¶18 It is the contention of plaintiff that defendant, William Brown, was guilty of negligence in that he violated one or more of said rules and particularly rule 60-100, rule No. 2, Rule No. 3, Rule No. 4, and Rule No. 4(d), or at least some one of them. It is the contention of defendants that plaintiff was guilty of negligence in that he violated one or more of said rules, and that plaintiff's own negligence was the sole cause of or contributed to the collision and plaintiff's injuries. On these questions there was direct conflict in the evidence. The testimony of plaintiff and his witnesses tend to prove that defendant Brown violated one or more of said rules and particularly rules No. 3 and 4 in that Brown in approaching the runway for a landing flew from behind and over the airplane being operated by plaintiff and overtook and struck the same, and that Brown's plane, being the overtaking plane, failed to alter his course to the right and thereby failed to yield to the plaintiff the right-of- way.

¶19 The testimony of defendant Brown and defendants' witnesses tended to prove that while Brown was approaching the runway from the north preparatory to landing, the plane being operated by plaintiff came into the pattern directly from the north and behind Brown and flew his plane under, or below, defendant's plane and in so doing struck defendant's plane, causing the crash.

¶20 There was ample evidence, which if believed by the jury, from which the jury could have found the defendant Brown negligent and that his negligence was the cause of the collision. On the other hand there was also evidence, which if believed by the jury, they might have found the plaintiff himself guilty of negligence, and the question of whether such negligence, if found, contributed to plaintiff's injuries was a question solely for the jury.

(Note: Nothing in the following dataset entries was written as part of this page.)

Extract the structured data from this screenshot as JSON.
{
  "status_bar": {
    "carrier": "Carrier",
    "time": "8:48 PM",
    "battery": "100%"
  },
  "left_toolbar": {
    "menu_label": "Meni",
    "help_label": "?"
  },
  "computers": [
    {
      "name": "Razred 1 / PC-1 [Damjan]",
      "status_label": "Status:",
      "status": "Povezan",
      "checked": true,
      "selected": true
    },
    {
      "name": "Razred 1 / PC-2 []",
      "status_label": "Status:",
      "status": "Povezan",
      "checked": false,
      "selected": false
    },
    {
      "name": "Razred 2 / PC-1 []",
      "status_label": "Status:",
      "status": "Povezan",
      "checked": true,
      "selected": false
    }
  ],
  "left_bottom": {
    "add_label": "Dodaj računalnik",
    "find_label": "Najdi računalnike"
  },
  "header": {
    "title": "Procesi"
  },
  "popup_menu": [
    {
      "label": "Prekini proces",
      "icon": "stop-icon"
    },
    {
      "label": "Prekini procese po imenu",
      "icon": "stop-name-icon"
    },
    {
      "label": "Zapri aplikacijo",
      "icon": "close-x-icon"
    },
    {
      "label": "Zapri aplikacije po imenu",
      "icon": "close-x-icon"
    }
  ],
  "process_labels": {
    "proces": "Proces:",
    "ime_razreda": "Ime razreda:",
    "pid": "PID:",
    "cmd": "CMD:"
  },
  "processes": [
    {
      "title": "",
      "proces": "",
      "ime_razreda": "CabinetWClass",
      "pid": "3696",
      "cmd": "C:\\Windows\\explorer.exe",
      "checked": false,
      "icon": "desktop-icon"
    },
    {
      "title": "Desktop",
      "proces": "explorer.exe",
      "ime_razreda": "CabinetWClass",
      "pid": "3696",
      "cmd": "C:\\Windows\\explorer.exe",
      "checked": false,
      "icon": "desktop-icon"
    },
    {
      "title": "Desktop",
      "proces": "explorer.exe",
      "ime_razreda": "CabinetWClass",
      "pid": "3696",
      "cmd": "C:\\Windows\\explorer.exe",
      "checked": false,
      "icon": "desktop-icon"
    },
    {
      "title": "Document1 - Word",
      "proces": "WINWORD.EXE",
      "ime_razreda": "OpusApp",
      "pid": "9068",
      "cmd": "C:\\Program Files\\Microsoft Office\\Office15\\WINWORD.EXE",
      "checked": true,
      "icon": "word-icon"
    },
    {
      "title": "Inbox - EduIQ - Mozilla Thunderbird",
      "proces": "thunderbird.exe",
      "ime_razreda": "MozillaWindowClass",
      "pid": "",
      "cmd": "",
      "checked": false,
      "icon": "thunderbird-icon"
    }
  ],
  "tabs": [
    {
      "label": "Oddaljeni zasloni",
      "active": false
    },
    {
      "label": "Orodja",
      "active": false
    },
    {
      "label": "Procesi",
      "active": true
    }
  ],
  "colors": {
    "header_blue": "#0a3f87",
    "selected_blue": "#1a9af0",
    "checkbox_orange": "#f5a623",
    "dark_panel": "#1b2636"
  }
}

¶21 Examination of the record will disclose that the case was well tried and the issues were submitted to the jury under fair instructions, none of which was excepted to, and the findings of the jury on conflicting evidence as to the facts involved are binding upon the court.

¶22 There was no error in denying the plaintiff's motion for a new trial.

¶23 Affirmed.

¶24 DAVISON, C. J., and CORN, GIBSON, LUTTRELL and JOHNSON, JJ., concurring.

Some case metadata and case summaries were written with the help of AI, which can produce inaccuracies. You should read the full case before relying on it for legal research purposes.

This site is protected by reCAPTCHA and the Google Privacy Policy and Terms of Service apply.